Baitz's initial banter is fun, but in Act Two dimensions are added and the play becomes Tennessee-Williams-like in its recriminations, revelations, and shifting loyalties, going beyond the scope of the usual "Someone's spilling the beans" drama. As the rage boils to a head, the characters find that they never really knew each other, and they're in for a few shocks that are well played by a cast of well-knowns. In the Joe Mantello-directed production, Channing is perfection is what is basically a very Stockard Channing role, Griffiths does well with her percolating rage, and Light scores when exploding into righteousness. So, while they're altogether ooky - and sometimes downright barbaric - the Wyeths make for some very civilized theater.
June 16, 2012
The show was great...though if you lean politically right, I'd advise patience...many left during or after first act the night I was there.
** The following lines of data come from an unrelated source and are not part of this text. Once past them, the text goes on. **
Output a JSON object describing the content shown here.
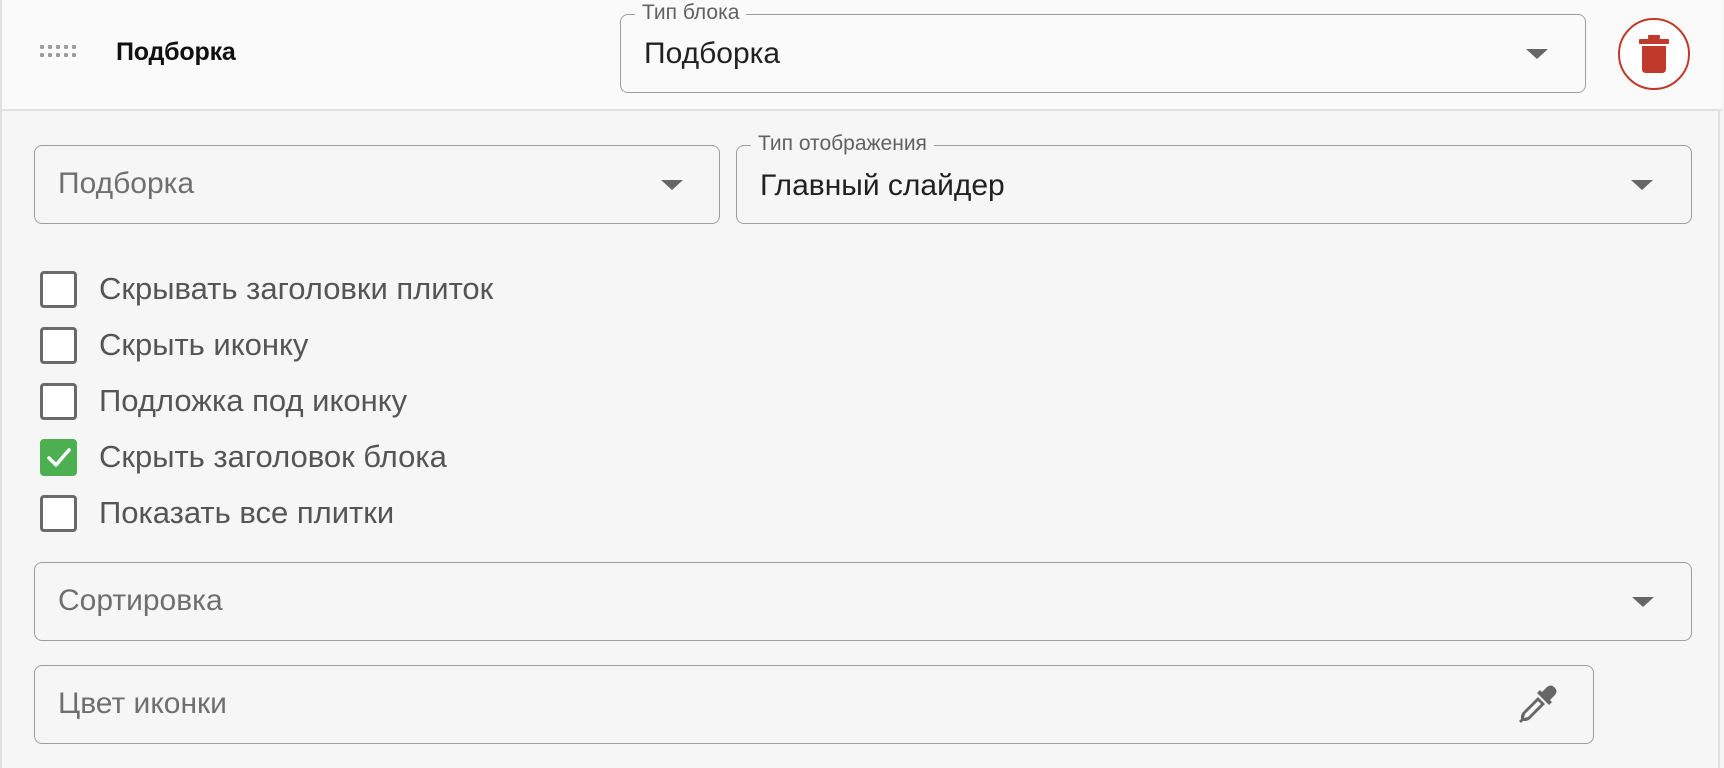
{
  "block": {
    "title": "Подборка",
    "type_field": {
      "legend": "Тип блока",
      "value": "Подборка"
    },
    "delete_icon": "trash-icon",
    "delete_color": "#c0392b"
  },
  "selection_field": {
    "placeholder": "Подборка"
  },
  "display_field": {
    "legend": "Тип отображения",
    "value": "Главный слайдер"
  },
  "checkboxes": [
    {
      "label": "Скрывать заголовки плиток",
      "checked": false
    },
    {
      "label": "Скрыть иконку",
      "checked": false
    },
    {
      "label": "Подложка под иконку",
      "checked": false
    },
    {
      "label": "Скрыть заголовок блока",
      "checked": true
    },
    {
      "label": "Показать все плитки",
      "checked": false
    }
  ],
  "sort_field": {
    "placeholder": "Сортировка"
  },
  "icon_color_field": {
    "placeholder": "Цвет иконки",
    "icon": "eyedropper-icon"
  },
  "colors": {
    "checked": "#4caf50",
    "delete": "#c0392b"
  }
}
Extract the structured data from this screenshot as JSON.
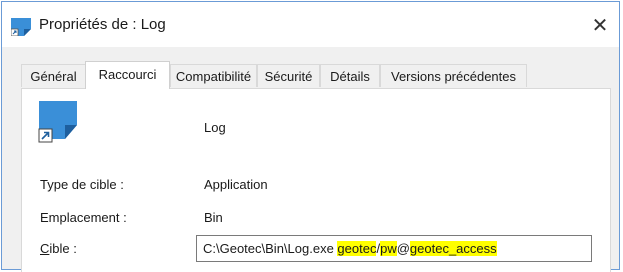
{
  "window": {
    "title": "Propriétés de : Log",
    "close_symbol": "✕"
  },
  "tabs": [
    {
      "label": "Général",
      "active": false
    },
    {
      "label": "Raccourci",
      "active": true
    },
    {
      "label": "Compatibilité",
      "active": false
    },
    {
      "label": "Sécurité",
      "active": false
    },
    {
      "label": "Détails",
      "active": false
    },
    {
      "label": "Versions précédentes",
      "active": false
    }
  ],
  "shortcut": {
    "name": "Log",
    "icon": "application-shortcut-icon"
  },
  "fields": {
    "type_label": "Type de cible :",
    "type_value": "Application",
    "location_label": "Emplacement :",
    "location_value": "Bin",
    "target_label_first": "C",
    "target_label_rest": "ible :",
    "target_value": {
      "part1": "C:\\Geotec\\Bin\\Log.exe ",
      "part2": "geotec",
      "part3": "/",
      "part4": "pw",
      "part5": "@",
      "part6": "geotec_access",
      "highlight_color": "#ffff00"
    }
  },
  "colors": {
    "accent": "#3a8fd8",
    "frame_border": "#6b9bd6"
  }
}
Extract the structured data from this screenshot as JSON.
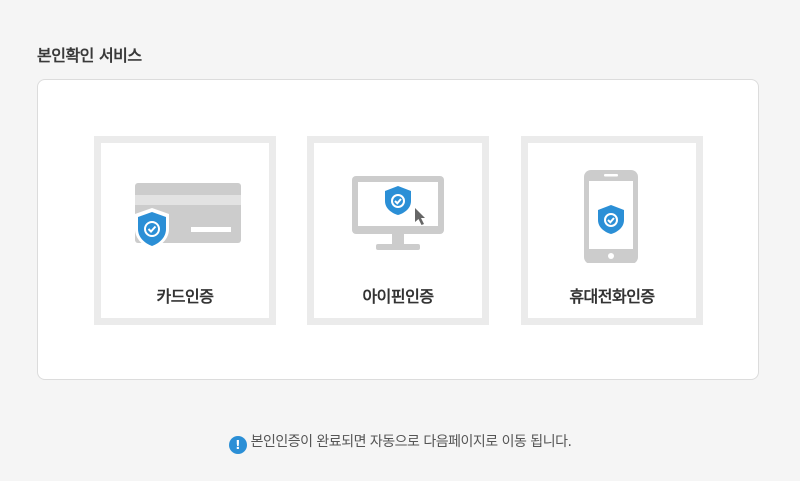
{
  "section": {
    "title": "본인확인 서비스"
  },
  "options": [
    {
      "label": "카드인증",
      "icon": "card-shield-icon"
    },
    {
      "label": "아이핀인증",
      "icon": "monitor-shield-icon"
    },
    {
      "label": "휴대전화인증",
      "icon": "phone-shield-icon"
    }
  ],
  "notice": {
    "icon": "exclamation-circle-icon",
    "text": "본인인증이 완료되면 자동으로 다음페이지로 이동 됩니다."
  },
  "colors": {
    "accent": "#2b8fd6",
    "icon_gray": "#c8c8c8",
    "box_border": "#ebebeb"
  }
}
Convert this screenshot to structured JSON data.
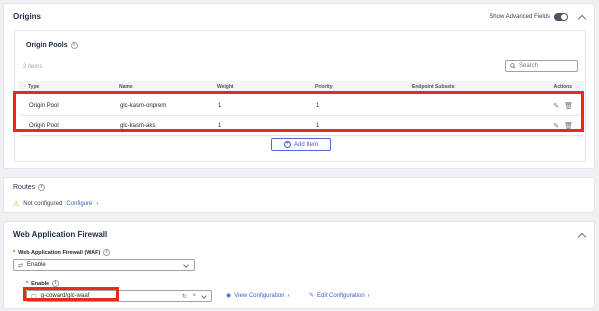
{
  "origins": {
    "title": "Origins",
    "advanced_fields_label": "Show Advanced Fields",
    "pools": {
      "title": "Origin Pools",
      "items_count": "2 items",
      "search_placeholder": "Search",
      "columns": [
        "Type",
        "Name",
        "Weight",
        "Priority",
        "Endpoint Subsets",
        "Actions"
      ],
      "rows": [
        {
          "type": "Origin Pool",
          "name": "glc-kasm-onprem",
          "weight": "1",
          "priority": "1",
          "endpoint_subsets": ""
        },
        {
          "type": "Origin Pool",
          "name": "glc-kasm-aks",
          "weight": "1",
          "priority": "1",
          "endpoint_subsets": ""
        }
      ],
      "add_item_label": "Add Item"
    }
  },
  "routes": {
    "title": "Routes",
    "status_text": "Not configured",
    "configure_link": "Configure"
  },
  "waf": {
    "title": "Web Application Firewall",
    "field_label": "Web Application Firewall (WAF)",
    "select_value": "Enable",
    "enable_label": "Enable",
    "enable_value": "g-coward/glc-waaf",
    "view_configuration": "View Configuration",
    "edit_configuration": "Edit Configuration"
  },
  "colors": {
    "highlight": "#e8291c",
    "accent": "#3f5cc8",
    "warning": "#e3a008"
  }
}
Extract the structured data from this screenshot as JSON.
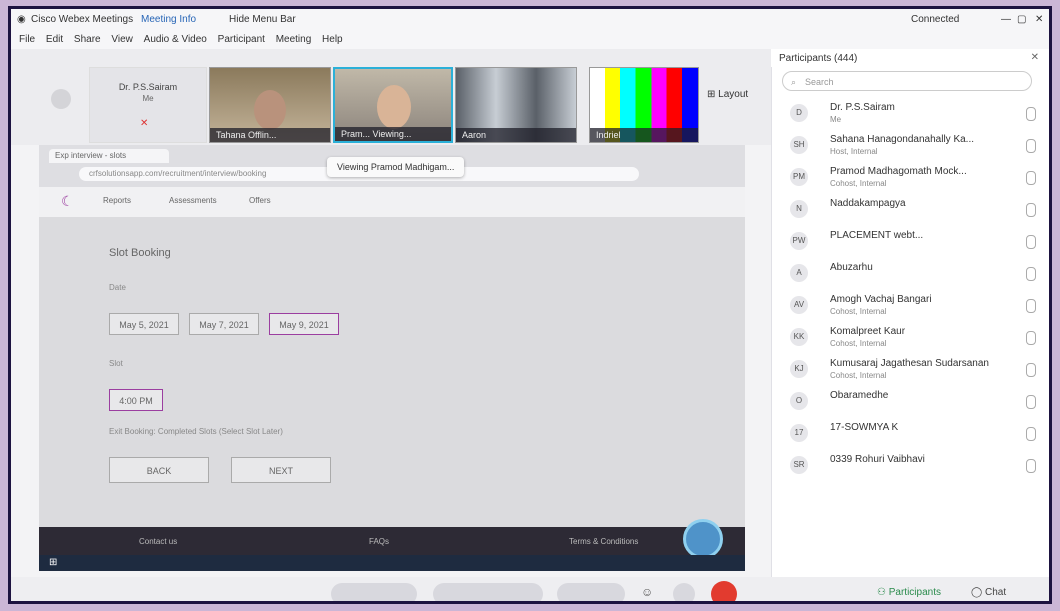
{
  "app": {
    "title": "Cisco Webex Meetings",
    "meeting_info": "Meeting Info",
    "hide_menu": "Hide Menu Bar",
    "connected": "Connected"
  },
  "menu": [
    "File",
    "Edit",
    "Share",
    "View",
    "Audio & Video",
    "Participant",
    "Meeting",
    "Help"
  ],
  "videos": [
    {
      "name": "Dr. P.S.Sairam",
      "sub": "Me"
    },
    {
      "name": "Tahana",
      "sub": "Offlin..."
    },
    {
      "name": "Pram...",
      "sub": "Viewing..."
    },
    {
      "name": "Aaron",
      "sub": ""
    },
    {
      "name": "Indriel",
      "sub": ""
    }
  ],
  "layout_label": "Layout",
  "viewing_banner": "Viewing Pramod Madhigam...",
  "browser": {
    "tab": "Exp interview - slots",
    "url": "crfsolutionsapp.com/recruitment/interview/booking",
    "nav": [
      "Reports",
      "Assessments",
      "Offers"
    ]
  },
  "booking": {
    "title": "Slot Booking",
    "date_label": "Date",
    "dates": [
      "May 5, 2021",
      "May 7, 2021",
      "May 9, 2021"
    ],
    "slot_label": "Slot",
    "slot_value": "4:00 PM",
    "note": "Exit Booking: Completed Slots (Select Slot Later)",
    "btn_back": "BACK",
    "btn_next": "NEXT"
  },
  "footer_links": [
    "Contact us",
    "FAQs",
    "Terms & Conditions"
  ],
  "participants": {
    "title": "Participants (444)",
    "search_placeholder": "Search",
    "list": [
      {
        "initials": "D",
        "name": "Dr. P.S.Sairam",
        "sub": "Me"
      },
      {
        "initials": "SH",
        "name": "Sahana Hanagondanahally Ka...",
        "sub": "Host, Internal"
      },
      {
        "initials": "PM",
        "name": "Pramod Madhagomath Mock...",
        "sub": "Cohost, Internal"
      },
      {
        "initials": "N",
        "name": "Naddakampagya",
        "sub": ""
      },
      {
        "initials": "PW",
        "name": "PLACEMENT webt...",
        "sub": ""
      },
      {
        "initials": "A",
        "name": "Abuzarhu",
        "sub": ""
      },
      {
        "initials": "AV",
        "name": "Amogh Vachaj Bangari",
        "sub": "Cohost, Internal"
      },
      {
        "initials": "KK",
        "name": "Komalpreet Kaur",
        "sub": "Cohost, Internal"
      },
      {
        "initials": "KJ",
        "name": "Kumusaraj Jagathesan Sudarsanan",
        "sub": "Cohost, Internal"
      },
      {
        "initials": "O",
        "name": "Obaramedhe",
        "sub": ""
      },
      {
        "initials": "17",
        "name": "17-SOWMYA K",
        "sub": ""
      },
      {
        "initials": "SR",
        "name": "0339 Rohuri Vaibhavi",
        "sub": ""
      }
    ]
  },
  "bottom": {
    "participants": "Participants",
    "chat": "Chat"
  }
}
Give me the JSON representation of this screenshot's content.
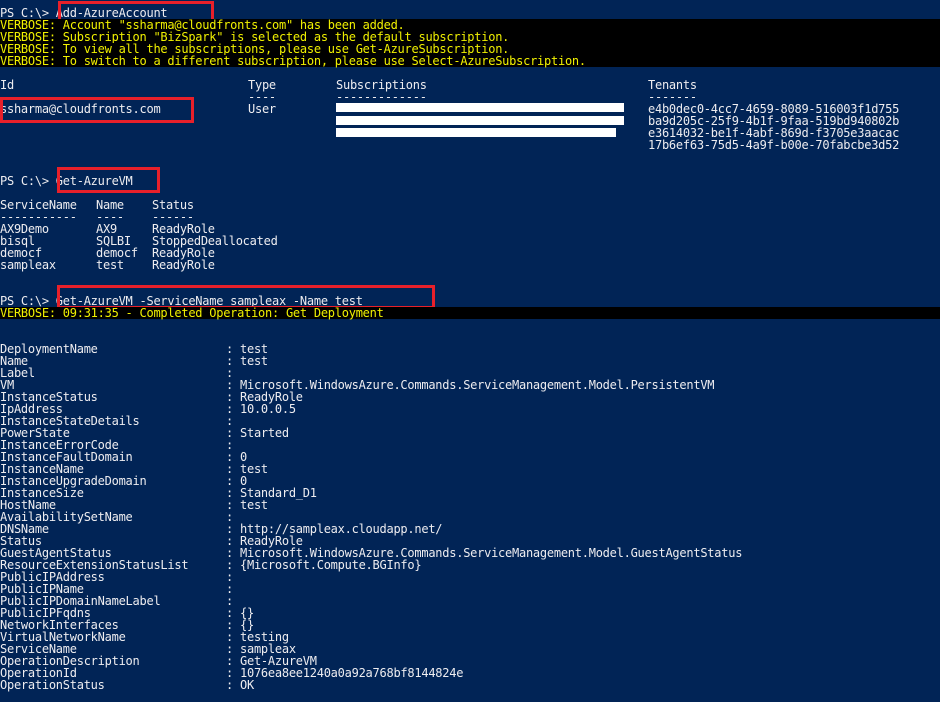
{
  "colors": {
    "background": "#012456",
    "foreground": "#eeedf0",
    "verbose_fg": "#f1f100",
    "verbose_bg": "#000000",
    "highlight": "#e8202a"
  },
  "prompt": "PS C:\\> ",
  "commands": [
    "Add-AzureAccount",
    "Get-AzureVM",
    "Get-AzureVM -ServiceName sampleax -Name test"
  ],
  "verbose_account": [
    "VERBOSE: Account \"ssharma@cloudfronts.com\" has been added.",
    "VERBOSE: Subscription \"BizSpark\" is selected as the default subscription.",
    "VERBOSE: To view all the subscriptions, please use Get-AzureSubscription.",
    "VERBOSE: To switch to a different subscription, please use Select-AzureSubscription."
  ],
  "account_table": {
    "headers": [
      "Id",
      "Type",
      "Subscriptions",
      "Tenants"
    ],
    "underlines": [
      "--",
      "----",
      "-------------",
      "-------"
    ],
    "id": "ssharma@cloudfronts.com",
    "type": "User",
    "tenants": [
      "e4b0dec0-4cc7-4659-8089-516003f1d755",
      "ba9d205c-25f9-4b1f-9faa-519bd940802b",
      "e3614032-be1f-4abf-869d-f3705e3aacac",
      "17b6ef63-75d5-4a9f-b00e-70fabcbe3d52"
    ]
  },
  "vm_list": {
    "headers": [
      "ServiceName",
      "Name",
      "Status"
    ],
    "underlines": [
      "-----------",
      "----",
      "------"
    ],
    "rows": [
      [
        "AX9Demo",
        "AX9",
        "ReadyRole"
      ],
      [
        "bisql",
        "SQLBI",
        "StoppedDeallocated"
      ],
      [
        "democf",
        "democf",
        "ReadyRole"
      ],
      [
        "sampleax",
        "test",
        "ReadyRole"
      ]
    ]
  },
  "verbose_deploy": "VERBOSE: 09:31:35 - Completed Operation: Get Deployment",
  "properties": [
    {
      "key": "DeploymentName",
      "value": "test"
    },
    {
      "key": "Name",
      "value": "test"
    },
    {
      "key": "Label",
      "value": ""
    },
    {
      "key": "VM",
      "value": "Microsoft.WindowsAzure.Commands.ServiceManagement.Model.PersistentVM"
    },
    {
      "key": "InstanceStatus",
      "value": "ReadyRole"
    },
    {
      "key": "IpAddress",
      "value": "10.0.0.5"
    },
    {
      "key": "InstanceStateDetails",
      "value": ""
    },
    {
      "key": "PowerState",
      "value": "Started"
    },
    {
      "key": "InstanceErrorCode",
      "value": ""
    },
    {
      "key": "InstanceFaultDomain",
      "value": "0"
    },
    {
      "key": "InstanceName",
      "value": "test"
    },
    {
      "key": "InstanceUpgradeDomain",
      "value": "0"
    },
    {
      "key": "InstanceSize",
      "value": "Standard_D1"
    },
    {
      "key": "HostName",
      "value": "test"
    },
    {
      "key": "AvailabilitySetName",
      "value": ""
    },
    {
      "key": "DNSName",
      "value": "http://sampleax.cloudapp.net/"
    },
    {
      "key": "Status",
      "value": "ReadyRole"
    },
    {
      "key": "GuestAgentStatus",
      "value": "Microsoft.WindowsAzure.Commands.ServiceManagement.Model.GuestAgentStatus"
    },
    {
      "key": "ResourceExtensionStatusList",
      "value": "{Microsoft.Compute.BGInfo}"
    },
    {
      "key": "PublicIPAddress",
      "value": ""
    },
    {
      "key": "PublicIPName",
      "value": ""
    },
    {
      "key": "PublicIPDomainNameLabel",
      "value": ""
    },
    {
      "key": "PublicIPFqdns",
      "value": "{}"
    },
    {
      "key": "NetworkInterfaces",
      "value": "{}"
    },
    {
      "key": "VirtualNetworkName",
      "value": "testing"
    },
    {
      "key": "ServiceName",
      "value": "sampleax"
    },
    {
      "key": "OperationDescription",
      "value": "Get-AzureVM"
    },
    {
      "key": "OperationId",
      "value": "1076ea8ee1240a0a92a768bf8144824e"
    },
    {
      "key": "OperationStatus",
      "value": "OK"
    }
  ]
}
Second act was redeeming
The theater was a typical horrid old NYC theater:...narrow, uncomfortable seats, inconvenient washrooms (& not enough!)...view of stage from ecenter of 2nd row balcony(lower mezzanine) was partially blocked...and this interfered with beginning of second act…not really acceptable for $130+ seat!
May 27, 2012
Fabulous production with an all star cast.
April 23, 2012
Absolutely fantastic. Don't miss it.